Task details:
Keep every character as it is and output all of the records.

(Entries shown Opens)

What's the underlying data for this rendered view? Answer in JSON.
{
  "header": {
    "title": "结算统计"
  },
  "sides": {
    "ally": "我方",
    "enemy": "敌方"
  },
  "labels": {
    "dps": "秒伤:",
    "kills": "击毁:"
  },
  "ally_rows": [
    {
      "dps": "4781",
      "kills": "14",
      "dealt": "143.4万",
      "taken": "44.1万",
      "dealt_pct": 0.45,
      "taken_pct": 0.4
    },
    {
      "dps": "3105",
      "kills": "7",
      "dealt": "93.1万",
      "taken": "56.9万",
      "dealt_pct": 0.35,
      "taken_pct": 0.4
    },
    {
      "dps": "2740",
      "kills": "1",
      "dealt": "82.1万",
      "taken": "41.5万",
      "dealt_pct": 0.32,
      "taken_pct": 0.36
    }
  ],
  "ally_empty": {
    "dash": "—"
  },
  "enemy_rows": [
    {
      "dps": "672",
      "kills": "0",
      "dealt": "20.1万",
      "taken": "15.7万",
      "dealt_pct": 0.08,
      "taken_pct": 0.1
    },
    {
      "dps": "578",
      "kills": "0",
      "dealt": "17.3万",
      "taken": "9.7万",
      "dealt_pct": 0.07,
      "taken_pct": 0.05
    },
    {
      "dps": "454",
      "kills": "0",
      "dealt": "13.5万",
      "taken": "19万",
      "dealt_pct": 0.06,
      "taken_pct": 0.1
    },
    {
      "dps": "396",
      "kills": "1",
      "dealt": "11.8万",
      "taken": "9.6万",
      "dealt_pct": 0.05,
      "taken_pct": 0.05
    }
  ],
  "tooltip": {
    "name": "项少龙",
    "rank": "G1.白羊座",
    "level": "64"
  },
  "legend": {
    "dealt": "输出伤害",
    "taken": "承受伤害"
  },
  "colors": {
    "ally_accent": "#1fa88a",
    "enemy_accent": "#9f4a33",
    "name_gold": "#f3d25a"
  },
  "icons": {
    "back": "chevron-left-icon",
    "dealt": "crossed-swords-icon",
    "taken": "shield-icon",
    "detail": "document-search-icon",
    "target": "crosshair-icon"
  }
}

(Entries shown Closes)

Solution to the exercise:
What's the underlying data for this rendered view? Answer in JSON.
{
  "header": {
    "title": "结算统计"
  },
  "sides": {
    "ally": "我方",
    "enemy": "敌方"
  },
  "labels": {
    "dps": "秒伤:",
    "kills": "击毁:"
  },
  "ally_rows": [
    {
      "dps": "4781",
      "kills": "14",
      "dealt": "143.4万",
      "taken": "44.1万",
      "dealt_pct": 0.45,
      "taken_pct": 0.4
    },
    {
      "dps": "3105",
      "kills": "7",
      "dealt": "93.1万",
      "taken": "56.9万",
      "dealt_pct": 0.35,
      "taken_pct": 0.4
    },
    {
      "dps": "2740",
      "kills": "1",
      "dealt": "82.1万",
      "taken": "41.5万",
      "dealt_pct": 0.32,
      "taken_pct": 0.36
    }
  ],
  "ally_empty": {
    "dash": "—"
  },
  "enemy_rows": [
    {
      "dps": "672",
      "kills": "0",
      "dealt": "20.1万",
      "taken": "15.7万",
      "dealt_pct": 0.08,
      "taken_pct": 0.1
    },
    {
      "dps": "578",
      "kills": "0",
      "dealt": "17.3万",
      "taken": "9.7万",
      "dealt_pct": 0.07,
      "taken_pct": 0.05
    },
    {
      "dps": "454",
      "kills": "0",
      "dealt": "13.5万",
      "taken": "19万",
      "dealt_pct": 0.06,
      "taken_pct": 0.1
    },
    {
      "dps": "396",
      "kills": "1",
      "dealt": "11.8万",
      "taken": "9.6万",
      "dealt_pct": 0.05,
      "taken_pct": 0.05
    }
  ],
  "tooltip": {
    "name": "项少龙",
    "rank": "G1.白羊座",
    "level": "64"
  },
  "legend": {
    "dealt": "输出伤害",
    "taken": "承受伤害"
  },
  "colors": {
    "ally_accent": "#1fa88a",
    "enemy_accent": "#9f4a33",
    "name_gold": "#f3d25a"
  },
  "icons": {
    "back": "chevron-left-icon",
    "dealt": "crossed-swords-icon",
    "taken": "shield-icon",
    "detail": "document-search-icon",
    "target": "crosshair-icon"
  }
}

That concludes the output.